Waimea Town Meeting to ‘Dig Into Devilish Details’
The Waimea Community Association’s Thursday, May 2, 2019, Town Meeting at 5:15 p.m. in Waimea School Cafeteria will dig into the “devilish details” of the just-concluded 2019 Hawai‘i State Legislature, and then take an inside look at the current Hawai‘i County Council, including their focus on rebuilding after a series of severe natural disasters impacted the island.
The meeting will also cover priority projects and take a deeper look at the Mayor Harry Kim’s proposed $573 million county budget.
Providing the legislative review will be Rep. David Tarnas, who just hours earlier will have participated in “sine die”—the official conclusion of session at the Capitol. He will review accomplishments, disappointments and some of the background, including what to expect in terms of Gov. David Ige’s review and approval process.
Then, Council Chair Aaron Chung will share personal insights on the now five-month old county legislative body, providing a glimpse of “the personnel capital” of council members.
“I’m very impressed by the quality and diversity of skills and life experiences that this council embodies; it ensures that a balanced perspective is brought to bear as we work through addressing our county’s needs, challenges and aspirations,” said Chair Chung.
Then, Chair Chung and North-South Kohala Councilman Dr. Tim Richards will dig into the mayor’s proposed county budget, which reflects a significant increase in proposed spending—going from the current fiscal year budget of $518 million to a proposed $573 million. The budget includes an increase in the General Excise Tax and other fees.
The meeting will also explore council priorities regarding planning, climate change, public safety, housing, parks and recreation, senior services, environmental management and economic development, including agriculture, visitor industry and employment diversification.
They also will discuss plans and timing for the one-time $60 million allocation authorized by the 2019 State Legislature for emergency recovery.
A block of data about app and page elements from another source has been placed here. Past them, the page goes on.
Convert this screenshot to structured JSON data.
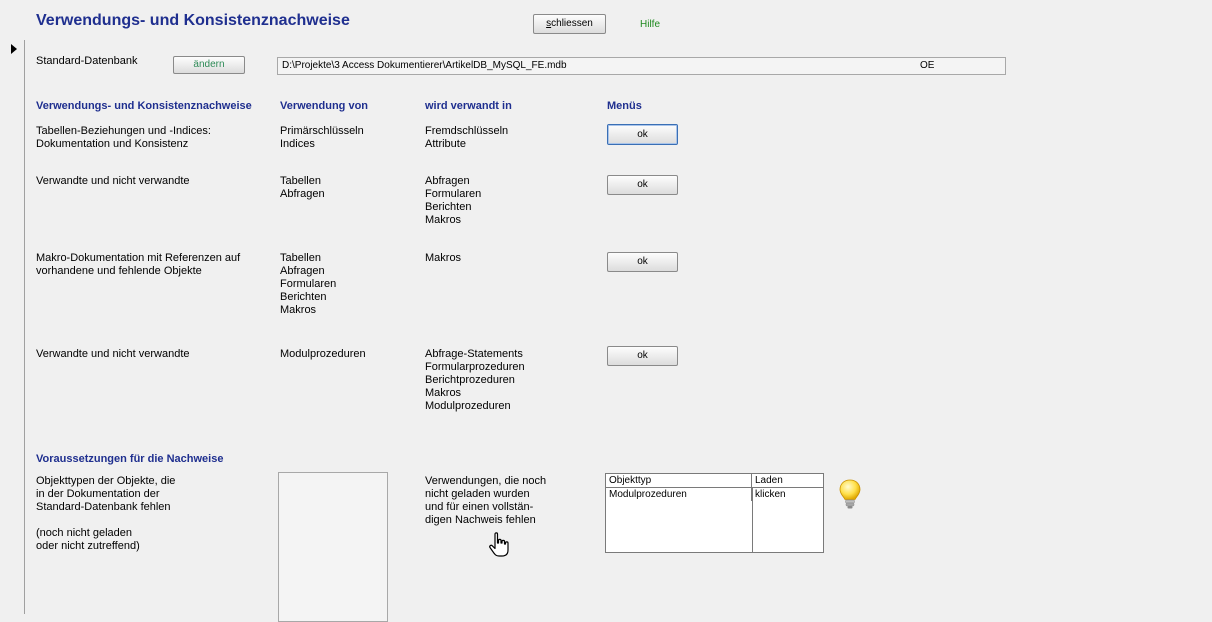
{
  "header": {
    "title": "Verwendungs- und Konsistenznachweise",
    "close_button": "schliessen",
    "close_accesskey": "s",
    "close_rest": "chliessen",
    "help": "Hilfe"
  },
  "database": {
    "label": "Standard-Datenbank",
    "change_button": "ändern",
    "path": "D:\\Projekte\\3 Access Dokumentierer\\ArtikelDB_MySQL_FE.mdb",
    "suffix": "OE"
  },
  "columns": {
    "c1": "Verwendungs- und Konsistenznachweise",
    "c2": "Verwendung von",
    "c3": "wird verwandt in",
    "c4": "Menüs"
  },
  "rows": [
    {
      "desc": [
        "Tabellen-Beziehungen und -Indices:",
        "Dokumentation und Konsistenz"
      ],
      "uses": [
        "Primärschlüsseln",
        "Indices"
      ],
      "used_in": [
        "Fremdschlüsseln",
        "Attribute"
      ],
      "button": "ok"
    },
    {
      "desc": [
        "Verwandte und nicht verwandte"
      ],
      "uses": [
        "Tabellen",
        "Abfragen"
      ],
      "used_in": [
        "Abfragen",
        "Formularen",
        "Berichten",
        "Makros"
      ],
      "button": "ok"
    },
    {
      "desc": [
        "Makro-Dokumentation mit Referenzen auf",
        "vorhandene und fehlende Objekte"
      ],
      "uses": [
        "Tabellen",
        "Abfragen",
        "Formularen",
        "Berichten",
        "Makros"
      ],
      "used_in": [
        "Makros"
      ],
      "button": "ok"
    },
    {
      "desc": [
        "Verwandte und nicht verwandte"
      ],
      "uses": [
        "Modulprozeduren"
      ],
      "used_in": [
        "Abfrage-Statements",
        "Formularprozeduren",
        "Berichtprozeduren",
        "Makros",
        "Modulprozeduren"
      ],
      "button": "ok"
    }
  ],
  "prereq": {
    "title": "Voraussetzungen für die Nachweise",
    "desc": [
      "Objekttypen der Objekte, die",
      "in der Dokumentation der",
      "Standard-Datenbank fehlen",
      "",
      "(noch nicht geladen",
      "oder nicht zutreffend)"
    ],
    "missing_text": [
      "Verwendungen, die noch",
      "nicht geladen wurden",
      "und für einen vollstän-",
      "digen Nachweis fehlen"
    ],
    "grid_headers": [
      "Objekttyp",
      "Laden"
    ],
    "grid_rows": [
      [
        "Modulprozeduren",
        "klicken"
      ]
    ]
  },
  "colors": {
    "heading": "#1f2f8f",
    "help": "#1f8a1f",
    "change_button_text": "#2e8b57"
  }
}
The discussions will be followed by a question-and-answer session.
This agenda reflects a change, as the meeting was previously planned to include an introduction of the proposed Nakahili Workforce Family Agricultural Community—an innovative 1,200-unit development on property in Waikoloa near the intersection of Māmalahoa Highway with Waikoloa Road, south of Waimea and mauka of Waikoloa Village.
Explaining the postponement of the Nakahili presentation, Project Manager Greg Brown said, “In working with the mayor’s office, they have suggested some alternate ways to facilitate the project with lower impacts. This could help simplify and expedite the process. We will make our final decisions on this over the next few months with further meetings. Through this, we will then have a clear path to present on how we intend to develop the property.”
As usual at WCA Town Meetings, Community Policing will provide a public safety report.
WCA’s spotlighted not-for-profit organization for the May Town Meeting will be Waimea Trails and Greenways—a now a 20-plus year community dream to provide a safe pedestrian and bike-friendly alternate path along Waikoloa Stream. Over the years, a core group of community volunteers has met almost every Monday to discuss the maintenance of the trail and plan with county, state and federal agencies, planners, landowners and interested friends to bring this to reality.
Chair ClemLam, AIA, will provide the update.
As always at town meetings, attendees will be asked consider making a tax-deductible donation to the spotlighted organization.
Steaming hot coffee will be provided, compliments of Starbucks, and cookies or a light snack will be donated by WCA Board members.